Exercise
The expected answer comprises all lines from the entries that contain the string "title".

+++ Exercise material

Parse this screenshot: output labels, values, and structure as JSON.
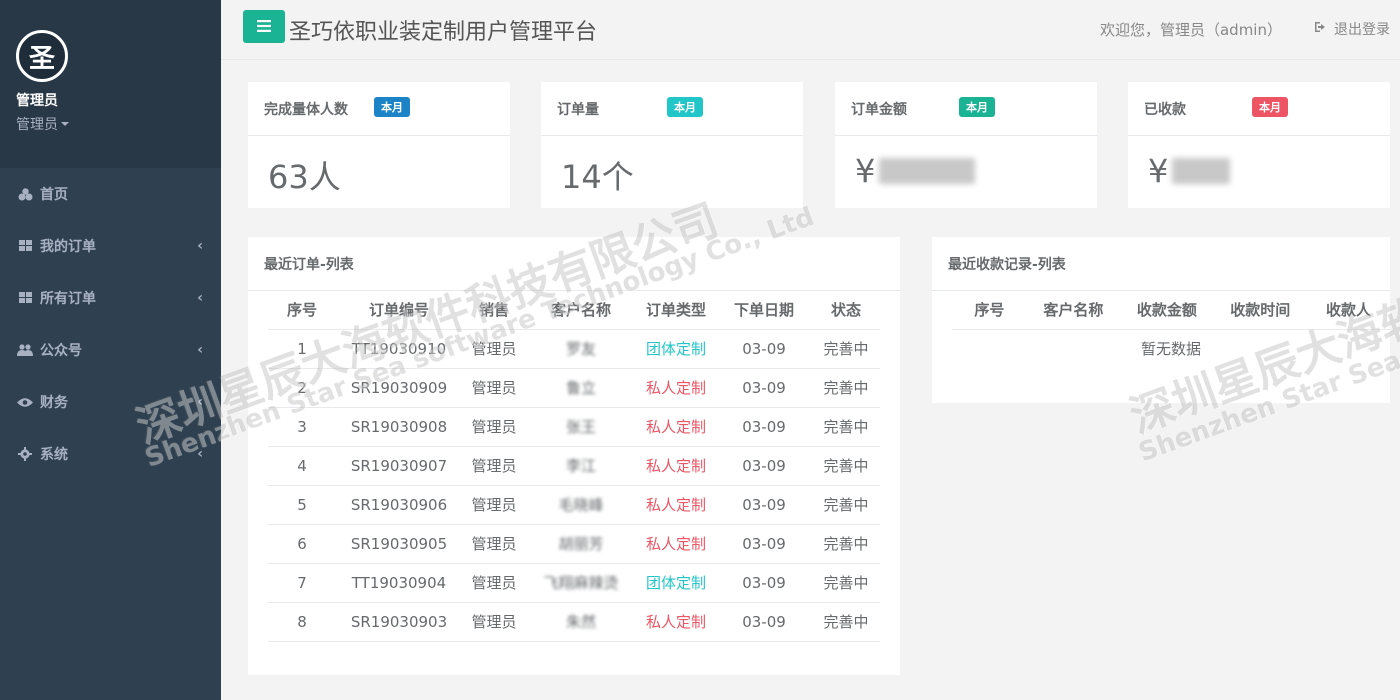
{
  "sidebar": {
    "logo_char": "圣",
    "user_name": "管理员",
    "user_role": "管理员",
    "items": [
      {
        "label": "首页",
        "icon": "dashboard-icon"
      },
      {
        "label": "我的订单",
        "icon": "grid-icon"
      },
      {
        "label": "所有订单",
        "icon": "grid-icon"
      },
      {
        "label": "公众号",
        "icon": "users-icon"
      },
      {
        "label": "财务",
        "icon": "eye-icon"
      },
      {
        "label": "系统",
        "icon": "gear-icon"
      }
    ]
  },
  "header": {
    "title": "圣巧依职业装定制用户管理平台",
    "welcome": "欢迎您，管理员（admin）",
    "logout": "退出登录"
  },
  "stats": [
    {
      "label": "完成量体人数",
      "badge": "本月",
      "badge_color": "#1c84c6",
      "value": "63人"
    },
    {
      "label": "订单量",
      "badge": "本月",
      "badge_color": "#23c6c8",
      "value": "14个"
    },
    {
      "label": "订单金额",
      "badge": "本月",
      "badge_color": "#1ab394",
      "currency": "¥"
    },
    {
      "label": "已收款",
      "badge": "本月",
      "badge_color": "#ed5565",
      "currency": "¥"
    }
  ],
  "orders": {
    "title": "最近订单-列表",
    "columns": [
      "序号",
      "订单编号",
      "销售",
      "客户名称",
      "订单类型",
      "下单日期",
      "状态"
    ],
    "rows": [
      [
        "1",
        "TT19030910",
        "管理员",
        "罗友",
        "团体定制",
        "03-09",
        "完善中"
      ],
      [
        "2",
        "SR19030909",
        "管理员",
        "鲁立",
        "私人定制",
        "03-09",
        "完善中"
      ],
      [
        "3",
        "SR19030908",
        "管理员",
        "张王",
        "私人定制",
        "03-09",
        "完善中"
      ],
      [
        "4",
        "SR19030907",
        "管理员",
        "李江",
        "私人定制",
        "03-09",
        "完善中"
      ],
      [
        "5",
        "SR19030906",
        "管理员",
        "毛晓峰",
        "私人定制",
        "03-09",
        "完善中"
      ],
      [
        "6",
        "SR19030905",
        "管理员",
        "胡丽芳",
        "私人定制",
        "03-09",
        "完善中"
      ],
      [
        "7",
        "TT19030904",
        "管理员",
        "飞翔麻辣烫",
        "团体定制",
        "03-09",
        "完善中"
      ],
      [
        "8",
        "SR19030903",
        "管理员",
        "朱然",
        "私人定制",
        "03-09",
        "完善中"
      ]
    ]
  },
  "payments": {
    "title": "最近收款记录-列表",
    "columns": [
      "序号",
      "客户名称",
      "收款金额",
      "收款时间",
      "收款人"
    ],
    "empty": "暂无数据"
  },
  "watermark": {
    "cn": "深圳星辰大海软件科技有限公司",
    "en": "Shenzhen Star Sea software Technology Co., Ltd"
  },
  "colors": {
    "sidebar_bg": "#2f4050",
    "accent": "#1ab394",
    "group_type": "#23c6c8",
    "private_type": "#ed5565"
  }
}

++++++

Problem solution
    "title": "圣巧依职业装定制用户管理平台",
    "title": "最近订单-列表",
    "title": "最近收款记录-列表",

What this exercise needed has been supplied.